Other upcoming BGPSA events include a weekly virtual study session (every Saturday from 12-5PM, click here for Zoom link, passcode: 940585). Students can attend for however long they would like, and the session provides some structure, encouragement, and accountability to get things done. Every hour, all attendees set intentions for what they would accomplish and at the end of that hour share back to the group about progress and sticking points, and the group members can help troubleshoot difficulties that might arise. “It’s a good opportunity to make really easy connections,” says Sierra. Since attendees hail from academic disciplines across the board, it is likely that someone there will be an expert in a subject area that is difficult to someone else. “I found out that there are people in other departments who are doing stuff very similar to me, which was a great opportunity,” says Sierra.
Even if you can’t attend these upcoming events, the BGPSA officers encourage students to get involved by joining the org as a general body member. There are no dues to pay, commitment can be as much or as little as you want, and joining gives you a chance to start to get to know other Black students and build important connections. Tierra Koney, BGPSA treasurer and 4th year Sociology PhD student, expands on the benefits of connection-building. “It helps you remain human and reminds you of your humanity, because I think in this process [graduate school], we try to be ultra-professional super bookworms. It’s a way for people like myself, who can be naturally introverted, to have a structured way of interacting with people, being social, and it makes it easier to then become real friends later on,” she says. Tierra also points out that BGPSA does have its own professional benefits, though: “While you’re becoming an expert in your field, you might not be trained to use that and try and transform it into a job […] BGPSA makes a big difference for a lot of us.”
For those who might want a bit higher level of involvement than that of a general body member, BGPSA is hoping to transition leadership at the end of the spring semester, so they are actively seeking interested candidates. “The time to start coming to [BGPSA events] is now,” says Sierra, “so you can figure out what we do and how much of a time commitment.” According to the leaders, a unique benefit of their roles involves access and influence with regards to administrative decision-making.
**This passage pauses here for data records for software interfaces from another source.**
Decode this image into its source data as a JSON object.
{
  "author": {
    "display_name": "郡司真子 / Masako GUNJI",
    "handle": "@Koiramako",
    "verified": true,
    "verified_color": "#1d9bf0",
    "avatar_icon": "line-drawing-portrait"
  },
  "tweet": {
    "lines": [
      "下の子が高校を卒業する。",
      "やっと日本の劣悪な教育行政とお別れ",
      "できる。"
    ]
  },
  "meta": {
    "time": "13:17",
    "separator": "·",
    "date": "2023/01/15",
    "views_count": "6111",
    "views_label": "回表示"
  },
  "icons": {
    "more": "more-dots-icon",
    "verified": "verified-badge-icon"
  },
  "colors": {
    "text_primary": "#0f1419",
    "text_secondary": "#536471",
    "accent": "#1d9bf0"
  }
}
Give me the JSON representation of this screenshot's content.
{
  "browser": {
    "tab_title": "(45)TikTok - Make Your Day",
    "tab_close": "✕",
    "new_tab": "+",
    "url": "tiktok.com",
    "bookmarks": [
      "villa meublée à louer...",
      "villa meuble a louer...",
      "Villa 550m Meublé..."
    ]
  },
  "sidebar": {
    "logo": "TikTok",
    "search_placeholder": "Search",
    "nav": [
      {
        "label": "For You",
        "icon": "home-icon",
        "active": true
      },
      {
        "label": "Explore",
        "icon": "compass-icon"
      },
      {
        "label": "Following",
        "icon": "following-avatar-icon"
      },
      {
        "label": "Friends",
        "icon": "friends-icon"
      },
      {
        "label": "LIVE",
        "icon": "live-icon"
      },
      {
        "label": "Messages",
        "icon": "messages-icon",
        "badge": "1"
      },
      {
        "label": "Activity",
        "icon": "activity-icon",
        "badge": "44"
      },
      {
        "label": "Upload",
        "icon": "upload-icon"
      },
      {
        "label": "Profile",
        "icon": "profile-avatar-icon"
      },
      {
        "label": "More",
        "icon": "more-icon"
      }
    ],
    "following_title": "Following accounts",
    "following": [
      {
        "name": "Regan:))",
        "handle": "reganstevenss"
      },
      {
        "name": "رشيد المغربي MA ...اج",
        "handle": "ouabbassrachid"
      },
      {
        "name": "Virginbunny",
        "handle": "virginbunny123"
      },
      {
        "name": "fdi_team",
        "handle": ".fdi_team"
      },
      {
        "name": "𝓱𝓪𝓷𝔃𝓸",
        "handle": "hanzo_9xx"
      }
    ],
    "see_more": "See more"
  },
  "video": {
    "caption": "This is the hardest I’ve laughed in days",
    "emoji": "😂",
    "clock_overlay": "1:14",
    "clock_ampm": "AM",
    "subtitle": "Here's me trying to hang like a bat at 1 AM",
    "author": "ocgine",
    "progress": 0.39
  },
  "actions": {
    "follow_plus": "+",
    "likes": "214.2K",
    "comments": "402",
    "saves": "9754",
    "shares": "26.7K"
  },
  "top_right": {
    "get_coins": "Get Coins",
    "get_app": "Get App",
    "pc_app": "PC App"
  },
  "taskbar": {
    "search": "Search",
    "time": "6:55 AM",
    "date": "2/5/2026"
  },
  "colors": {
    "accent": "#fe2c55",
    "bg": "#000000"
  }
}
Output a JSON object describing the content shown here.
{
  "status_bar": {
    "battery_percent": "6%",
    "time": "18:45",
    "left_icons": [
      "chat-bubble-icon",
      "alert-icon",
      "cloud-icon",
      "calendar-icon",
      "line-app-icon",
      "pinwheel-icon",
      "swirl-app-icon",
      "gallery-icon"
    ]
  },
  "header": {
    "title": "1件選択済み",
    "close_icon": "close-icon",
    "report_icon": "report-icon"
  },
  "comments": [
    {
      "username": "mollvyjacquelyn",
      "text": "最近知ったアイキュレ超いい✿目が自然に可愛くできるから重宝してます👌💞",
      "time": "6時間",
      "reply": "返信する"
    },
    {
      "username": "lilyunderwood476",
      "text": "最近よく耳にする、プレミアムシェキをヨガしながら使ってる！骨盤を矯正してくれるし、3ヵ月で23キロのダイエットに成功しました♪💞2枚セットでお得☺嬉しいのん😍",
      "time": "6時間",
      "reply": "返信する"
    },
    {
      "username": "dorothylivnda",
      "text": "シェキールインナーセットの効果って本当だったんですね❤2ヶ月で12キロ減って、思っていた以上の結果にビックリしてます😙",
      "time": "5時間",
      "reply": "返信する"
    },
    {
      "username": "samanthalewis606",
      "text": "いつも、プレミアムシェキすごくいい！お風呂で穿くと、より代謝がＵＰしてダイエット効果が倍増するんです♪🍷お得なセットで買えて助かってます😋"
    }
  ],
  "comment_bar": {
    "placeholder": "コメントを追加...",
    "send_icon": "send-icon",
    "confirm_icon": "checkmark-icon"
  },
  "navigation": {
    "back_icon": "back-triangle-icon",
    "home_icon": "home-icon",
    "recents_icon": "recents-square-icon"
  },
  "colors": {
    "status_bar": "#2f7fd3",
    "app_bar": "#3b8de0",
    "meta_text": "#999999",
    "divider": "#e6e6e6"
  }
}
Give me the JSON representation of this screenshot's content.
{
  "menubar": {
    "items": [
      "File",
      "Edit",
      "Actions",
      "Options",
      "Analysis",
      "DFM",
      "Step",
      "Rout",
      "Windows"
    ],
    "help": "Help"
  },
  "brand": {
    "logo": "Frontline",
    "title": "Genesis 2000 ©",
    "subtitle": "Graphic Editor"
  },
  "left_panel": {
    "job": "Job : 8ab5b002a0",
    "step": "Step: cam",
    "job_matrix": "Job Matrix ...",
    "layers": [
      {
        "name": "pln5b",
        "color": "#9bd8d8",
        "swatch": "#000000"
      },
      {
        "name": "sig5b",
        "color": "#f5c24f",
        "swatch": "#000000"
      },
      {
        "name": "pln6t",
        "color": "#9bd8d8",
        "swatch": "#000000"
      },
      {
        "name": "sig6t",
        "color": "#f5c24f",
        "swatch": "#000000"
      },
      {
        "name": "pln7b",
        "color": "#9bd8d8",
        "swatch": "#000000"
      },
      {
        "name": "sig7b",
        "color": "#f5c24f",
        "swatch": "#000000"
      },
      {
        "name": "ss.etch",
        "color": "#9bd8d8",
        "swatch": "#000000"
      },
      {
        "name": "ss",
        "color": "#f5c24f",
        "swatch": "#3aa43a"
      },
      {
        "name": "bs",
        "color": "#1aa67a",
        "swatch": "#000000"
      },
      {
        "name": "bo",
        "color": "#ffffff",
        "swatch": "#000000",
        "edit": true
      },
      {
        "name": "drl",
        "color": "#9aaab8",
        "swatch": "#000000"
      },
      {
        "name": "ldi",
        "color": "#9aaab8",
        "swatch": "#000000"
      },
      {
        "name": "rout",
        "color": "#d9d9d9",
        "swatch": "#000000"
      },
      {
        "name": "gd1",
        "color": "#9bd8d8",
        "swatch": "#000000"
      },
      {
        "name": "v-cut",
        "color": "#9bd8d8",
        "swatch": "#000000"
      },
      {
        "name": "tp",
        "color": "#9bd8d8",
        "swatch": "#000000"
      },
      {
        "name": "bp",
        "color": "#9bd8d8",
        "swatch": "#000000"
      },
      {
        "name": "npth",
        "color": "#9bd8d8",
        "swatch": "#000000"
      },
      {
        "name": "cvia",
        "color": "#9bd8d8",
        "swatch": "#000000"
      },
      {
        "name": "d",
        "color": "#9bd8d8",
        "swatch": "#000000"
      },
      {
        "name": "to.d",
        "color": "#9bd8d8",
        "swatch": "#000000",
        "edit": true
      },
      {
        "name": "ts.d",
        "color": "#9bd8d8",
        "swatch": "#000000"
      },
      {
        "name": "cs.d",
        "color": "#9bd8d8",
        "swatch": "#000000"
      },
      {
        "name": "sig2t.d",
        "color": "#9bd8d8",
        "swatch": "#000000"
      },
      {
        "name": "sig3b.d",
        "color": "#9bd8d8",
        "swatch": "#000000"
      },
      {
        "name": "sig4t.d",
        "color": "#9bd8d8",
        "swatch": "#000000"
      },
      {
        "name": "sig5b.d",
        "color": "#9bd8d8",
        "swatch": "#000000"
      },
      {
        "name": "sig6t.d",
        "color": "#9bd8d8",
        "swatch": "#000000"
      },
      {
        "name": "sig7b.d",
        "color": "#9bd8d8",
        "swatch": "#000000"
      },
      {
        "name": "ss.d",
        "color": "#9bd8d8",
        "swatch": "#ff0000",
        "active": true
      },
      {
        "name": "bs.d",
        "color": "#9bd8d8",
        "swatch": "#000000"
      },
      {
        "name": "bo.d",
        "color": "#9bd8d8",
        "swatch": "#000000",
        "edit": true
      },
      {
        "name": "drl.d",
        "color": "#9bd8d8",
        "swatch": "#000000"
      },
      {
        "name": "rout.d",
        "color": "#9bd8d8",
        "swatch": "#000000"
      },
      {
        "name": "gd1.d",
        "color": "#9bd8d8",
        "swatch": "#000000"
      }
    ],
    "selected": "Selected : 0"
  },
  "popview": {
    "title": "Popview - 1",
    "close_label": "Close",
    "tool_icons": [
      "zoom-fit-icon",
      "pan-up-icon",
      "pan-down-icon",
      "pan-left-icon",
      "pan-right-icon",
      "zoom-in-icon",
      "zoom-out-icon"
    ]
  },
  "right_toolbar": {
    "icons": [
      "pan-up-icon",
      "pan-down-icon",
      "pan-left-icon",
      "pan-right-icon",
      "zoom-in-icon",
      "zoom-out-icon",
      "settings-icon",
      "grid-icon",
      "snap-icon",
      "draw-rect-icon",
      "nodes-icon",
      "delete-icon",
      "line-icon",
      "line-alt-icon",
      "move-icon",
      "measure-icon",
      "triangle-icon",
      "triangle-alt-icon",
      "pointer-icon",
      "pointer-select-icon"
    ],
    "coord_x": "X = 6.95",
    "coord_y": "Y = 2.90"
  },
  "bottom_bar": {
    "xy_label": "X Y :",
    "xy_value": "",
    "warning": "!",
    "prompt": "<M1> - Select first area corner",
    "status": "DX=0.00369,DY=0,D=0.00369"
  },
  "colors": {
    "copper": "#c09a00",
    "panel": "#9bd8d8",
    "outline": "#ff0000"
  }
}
Several of them have been asked to participate in antiracism conversations at various levels of the university, or to collaborate on projects such as helping to write a Juneteenth proposal for the graduate community. “We definitely have the ear of a lot of important people […] in administration who will hear our concerns,” says Sierra.
Clearly, BGPSA is a great organization to get involved with on any level, whether you have leadership aspirations or just want a place to connect with other Black students. Follow them on Twitter, Instagram, or CampusLink to stay up to date with current events and opportunities, or reach out to their email at email@example.com with any questions.